Contributor: F. S. Brooman
Publisher: BBC Open University
Keyword(s): Depression; Keynesianism; Macro economics; Unemployment

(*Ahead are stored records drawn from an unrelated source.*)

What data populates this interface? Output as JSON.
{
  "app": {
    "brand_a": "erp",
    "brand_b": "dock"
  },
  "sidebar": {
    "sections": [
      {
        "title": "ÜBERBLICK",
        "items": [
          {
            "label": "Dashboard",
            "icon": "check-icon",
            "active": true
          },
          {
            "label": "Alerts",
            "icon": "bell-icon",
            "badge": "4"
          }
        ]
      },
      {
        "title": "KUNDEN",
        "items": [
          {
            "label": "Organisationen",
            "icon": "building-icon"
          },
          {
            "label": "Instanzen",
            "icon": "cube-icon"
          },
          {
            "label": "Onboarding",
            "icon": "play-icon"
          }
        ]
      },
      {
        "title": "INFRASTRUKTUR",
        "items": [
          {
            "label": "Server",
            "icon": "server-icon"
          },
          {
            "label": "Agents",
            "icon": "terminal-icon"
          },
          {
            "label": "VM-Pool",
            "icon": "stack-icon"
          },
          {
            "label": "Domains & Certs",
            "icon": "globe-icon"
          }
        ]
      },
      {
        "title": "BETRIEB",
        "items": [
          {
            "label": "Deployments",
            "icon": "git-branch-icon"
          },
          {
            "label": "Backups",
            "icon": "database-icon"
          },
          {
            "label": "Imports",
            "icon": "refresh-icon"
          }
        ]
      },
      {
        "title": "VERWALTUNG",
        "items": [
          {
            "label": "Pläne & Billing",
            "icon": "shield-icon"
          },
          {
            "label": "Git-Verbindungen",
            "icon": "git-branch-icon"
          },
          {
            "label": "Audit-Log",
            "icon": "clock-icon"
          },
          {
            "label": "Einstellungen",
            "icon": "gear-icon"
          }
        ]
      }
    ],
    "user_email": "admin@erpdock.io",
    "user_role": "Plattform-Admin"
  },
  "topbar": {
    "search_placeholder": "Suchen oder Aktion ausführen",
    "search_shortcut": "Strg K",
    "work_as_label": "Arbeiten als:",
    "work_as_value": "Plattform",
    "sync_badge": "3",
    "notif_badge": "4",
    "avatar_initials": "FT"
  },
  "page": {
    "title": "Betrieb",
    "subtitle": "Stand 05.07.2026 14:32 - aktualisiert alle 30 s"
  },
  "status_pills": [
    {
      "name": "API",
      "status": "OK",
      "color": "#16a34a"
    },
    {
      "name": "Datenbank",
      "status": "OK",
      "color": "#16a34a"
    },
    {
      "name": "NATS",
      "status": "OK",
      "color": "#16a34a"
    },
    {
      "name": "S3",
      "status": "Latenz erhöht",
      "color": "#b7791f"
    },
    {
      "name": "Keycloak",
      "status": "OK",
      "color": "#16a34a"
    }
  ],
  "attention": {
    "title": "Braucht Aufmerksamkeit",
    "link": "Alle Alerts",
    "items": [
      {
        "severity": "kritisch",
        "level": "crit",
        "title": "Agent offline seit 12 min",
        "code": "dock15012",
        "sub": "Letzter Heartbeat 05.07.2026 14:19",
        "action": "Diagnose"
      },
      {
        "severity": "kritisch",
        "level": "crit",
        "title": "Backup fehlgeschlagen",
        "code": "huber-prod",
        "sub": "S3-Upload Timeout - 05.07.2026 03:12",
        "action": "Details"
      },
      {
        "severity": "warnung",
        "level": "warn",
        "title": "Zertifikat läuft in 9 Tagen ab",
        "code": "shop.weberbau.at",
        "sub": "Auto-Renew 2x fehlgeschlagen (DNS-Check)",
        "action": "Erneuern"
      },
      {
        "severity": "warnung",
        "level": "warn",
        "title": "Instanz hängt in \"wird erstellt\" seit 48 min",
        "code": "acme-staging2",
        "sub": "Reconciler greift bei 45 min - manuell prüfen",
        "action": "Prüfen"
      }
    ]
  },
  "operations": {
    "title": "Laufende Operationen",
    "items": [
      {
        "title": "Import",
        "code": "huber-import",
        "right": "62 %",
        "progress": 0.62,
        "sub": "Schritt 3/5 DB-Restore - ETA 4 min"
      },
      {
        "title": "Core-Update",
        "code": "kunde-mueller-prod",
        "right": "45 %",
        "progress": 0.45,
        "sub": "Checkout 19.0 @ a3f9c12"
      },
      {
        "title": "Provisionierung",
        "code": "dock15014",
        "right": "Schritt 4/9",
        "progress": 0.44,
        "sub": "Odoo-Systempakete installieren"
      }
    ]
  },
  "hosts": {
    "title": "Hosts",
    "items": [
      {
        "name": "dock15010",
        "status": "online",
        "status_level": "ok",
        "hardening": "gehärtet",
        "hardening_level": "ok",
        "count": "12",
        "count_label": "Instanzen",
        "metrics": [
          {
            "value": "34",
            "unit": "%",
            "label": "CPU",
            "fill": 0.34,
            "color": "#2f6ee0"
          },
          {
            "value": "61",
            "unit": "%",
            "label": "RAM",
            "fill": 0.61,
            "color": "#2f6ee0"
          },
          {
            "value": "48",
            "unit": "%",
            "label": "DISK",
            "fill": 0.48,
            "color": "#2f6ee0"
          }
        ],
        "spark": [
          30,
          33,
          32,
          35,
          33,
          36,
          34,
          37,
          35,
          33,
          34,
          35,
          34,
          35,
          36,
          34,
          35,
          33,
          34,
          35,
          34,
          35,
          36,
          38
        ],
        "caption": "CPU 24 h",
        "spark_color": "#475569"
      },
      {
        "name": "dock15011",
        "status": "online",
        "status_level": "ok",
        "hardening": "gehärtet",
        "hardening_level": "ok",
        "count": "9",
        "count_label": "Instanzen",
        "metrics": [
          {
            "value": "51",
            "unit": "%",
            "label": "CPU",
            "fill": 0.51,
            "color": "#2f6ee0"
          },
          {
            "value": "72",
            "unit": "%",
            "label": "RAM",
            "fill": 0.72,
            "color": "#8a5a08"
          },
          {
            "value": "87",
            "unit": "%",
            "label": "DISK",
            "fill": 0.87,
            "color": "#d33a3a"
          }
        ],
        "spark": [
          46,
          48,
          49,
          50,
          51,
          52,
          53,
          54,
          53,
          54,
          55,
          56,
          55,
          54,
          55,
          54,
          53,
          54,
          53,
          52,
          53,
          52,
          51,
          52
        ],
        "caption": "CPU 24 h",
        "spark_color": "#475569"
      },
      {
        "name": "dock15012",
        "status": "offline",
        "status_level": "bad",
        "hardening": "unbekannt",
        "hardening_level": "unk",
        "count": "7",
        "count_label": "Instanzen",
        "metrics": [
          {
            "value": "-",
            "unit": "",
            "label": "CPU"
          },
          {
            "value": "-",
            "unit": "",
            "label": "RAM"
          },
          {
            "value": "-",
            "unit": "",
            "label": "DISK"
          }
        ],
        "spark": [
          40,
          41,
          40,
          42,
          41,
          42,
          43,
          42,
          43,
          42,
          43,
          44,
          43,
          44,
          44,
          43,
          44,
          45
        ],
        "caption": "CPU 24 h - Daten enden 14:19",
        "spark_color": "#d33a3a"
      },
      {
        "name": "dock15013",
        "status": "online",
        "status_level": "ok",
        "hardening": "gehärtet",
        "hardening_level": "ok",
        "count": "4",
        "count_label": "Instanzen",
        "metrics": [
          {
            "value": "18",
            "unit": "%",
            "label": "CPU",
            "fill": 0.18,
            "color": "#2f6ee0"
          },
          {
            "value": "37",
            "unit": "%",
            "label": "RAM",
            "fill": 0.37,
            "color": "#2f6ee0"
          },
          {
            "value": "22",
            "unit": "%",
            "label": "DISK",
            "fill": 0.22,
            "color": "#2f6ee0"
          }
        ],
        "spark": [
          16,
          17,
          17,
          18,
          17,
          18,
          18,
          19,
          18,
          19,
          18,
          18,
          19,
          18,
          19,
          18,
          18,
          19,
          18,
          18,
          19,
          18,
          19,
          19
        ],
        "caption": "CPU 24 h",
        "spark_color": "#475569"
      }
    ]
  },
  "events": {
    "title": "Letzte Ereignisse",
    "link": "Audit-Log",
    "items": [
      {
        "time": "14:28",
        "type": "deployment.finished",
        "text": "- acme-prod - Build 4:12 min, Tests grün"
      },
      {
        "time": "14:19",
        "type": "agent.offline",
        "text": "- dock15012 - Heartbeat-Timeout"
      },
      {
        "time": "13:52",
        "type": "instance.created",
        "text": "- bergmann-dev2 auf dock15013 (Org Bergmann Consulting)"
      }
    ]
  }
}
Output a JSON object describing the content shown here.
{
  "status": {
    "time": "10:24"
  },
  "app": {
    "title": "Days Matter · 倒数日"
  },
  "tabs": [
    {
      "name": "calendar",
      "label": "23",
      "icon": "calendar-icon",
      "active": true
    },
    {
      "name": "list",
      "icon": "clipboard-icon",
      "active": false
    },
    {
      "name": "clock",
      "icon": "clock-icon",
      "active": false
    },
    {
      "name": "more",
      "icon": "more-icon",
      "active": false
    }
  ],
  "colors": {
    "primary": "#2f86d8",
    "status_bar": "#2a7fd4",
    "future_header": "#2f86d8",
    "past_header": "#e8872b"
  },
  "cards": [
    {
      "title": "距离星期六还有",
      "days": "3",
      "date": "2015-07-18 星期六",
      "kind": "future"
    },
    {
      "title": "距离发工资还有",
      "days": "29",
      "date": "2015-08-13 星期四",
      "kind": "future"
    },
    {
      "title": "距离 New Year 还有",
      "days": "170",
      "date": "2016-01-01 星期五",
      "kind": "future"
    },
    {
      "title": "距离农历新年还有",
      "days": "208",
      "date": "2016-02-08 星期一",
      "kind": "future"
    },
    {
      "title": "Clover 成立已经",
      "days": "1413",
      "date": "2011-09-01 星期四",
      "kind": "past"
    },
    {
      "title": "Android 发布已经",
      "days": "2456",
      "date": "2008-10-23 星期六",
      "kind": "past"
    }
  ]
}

Footage description: The programme begins with archive film of events from the 1930s. Derrick Brooman introduces the programme by talking about Britain's unemployment problem through the twenties and thirties. This is compared with the U.S.A. and Germany. Film of Wall Street, bread queues, hunger marchers. Derrick Brooman describes the attitudes of politicians to the problem and some of the remedies proposed. Film of Oswald Moseley speaking at an outdoor meeting. Brooman now explains the official Treasury view, which precluded any increase in government expenditure in order to increase employment. Similarly the Treasury was opposed to simply printing more money because of the danger of inflation. Film of queues of men outside the labour exchange; Ramsey Macdonald's government of 1931; ordinary people outside their houses. Brooman goes into more detail about the government's views that it should maintain a balanced budget. This belief was based on Say's Law which states that supply creates its own demand. Brooman describes how Keynes' General Theory attacked current economic opinion. He reversed Say's Law to read; demand creates its own supply. Keynes view of the relationship between national income/product and demand is shown using a series of graphs. The differences between the Treasury view and Keynes' interpretation are explained using graphs. Keynes sees saving and investment as being different; he does not accept the idea of a self-regulating economy and advocates government spending to promote employment. Archive film shows public works in progress in Germany, U.S.A. and Britain. Brooman describes how rearmament ended severe unemployment in many countries. Keynes' views however were increasingly accepted as being the way to prevent a repetition of mass unemployment and the war created an atmosphere which would allow them to be tested once peace was restored.
Master spool number: 6HT/72833
Production number: 00525_2424
Videofinder number: 152
Available to public: no